It has now been more than three months since police officer Nicola Urquhart’s 23-year-old son vanished after a night-out with five workmates in Bury St Edmunds, Suffolk.
In an interview with ITV’s This Morning programme, Mrs Urquhart, from Dunfermline, Fife, said she had still not given up hope of finding her middle son despite going through a worrying time over the festive period.
She said: “It was incredibly difficult for me, the boys and the rest of the family. But we got through it, we are a strong family and we just need to take each day as it comes.
“It’s just concentrating on what we can do proactively to try and help the police.”
Mrs Urquhart has been using social media to encourage others to keep up the search for her son and is convinced he was happy with his job and life.
She said: “Corrie is so memorable, everybody that meets hims just falls in love with him.
“He’s really happy, he wants to be the centre of attention, he loves meeting new people, he’s just a really, really friendly, outgoing, confident guy.”
Police have been analysing CCTV footage of Mr McKeague’s movements.
CCTV footage showed Mr McKeague, who was based at nearby RAF Honington, walking alone and eating fast food in Bury St Edmunds at 3.25am on September 24 after visiting three bars in the area.
The serviceman, who had the weekend off, was reported missing on Monday September 26 after he failed to turn up for work.
Mrs Urquhart believes there is nothing to suggest he wanted to disappear.
She said: “There’s no preparation, there’s not one single piece of evidence. He’s disappeared a week before payday, he’s not touched his money since he left.
“His vehicle was three minutes away walking and it was his pride and joy.”
Mr McKeague had been in contact with his brother Darroch four times in the day before he vanished and Mrs Urquhart said she was close to her family and there is nothing they would not tell her.

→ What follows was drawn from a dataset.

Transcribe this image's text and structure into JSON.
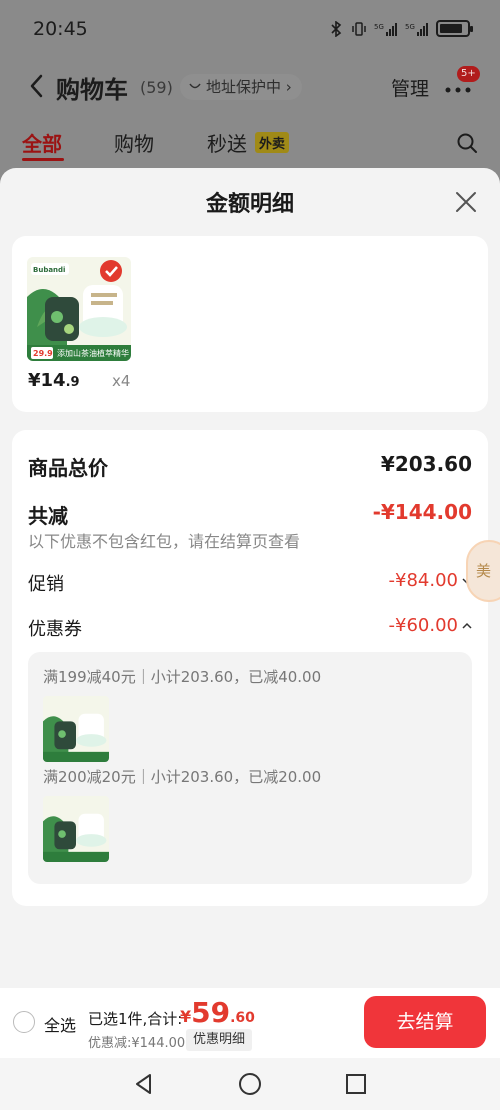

She added: “As a police officer, I know that a lot of families think they know their children if something like this happens and then they realise there’s an awful lot they didn’t know.
“But there’s not actually anything I’ve been told yet that I’ve not been the first one to tell the police.”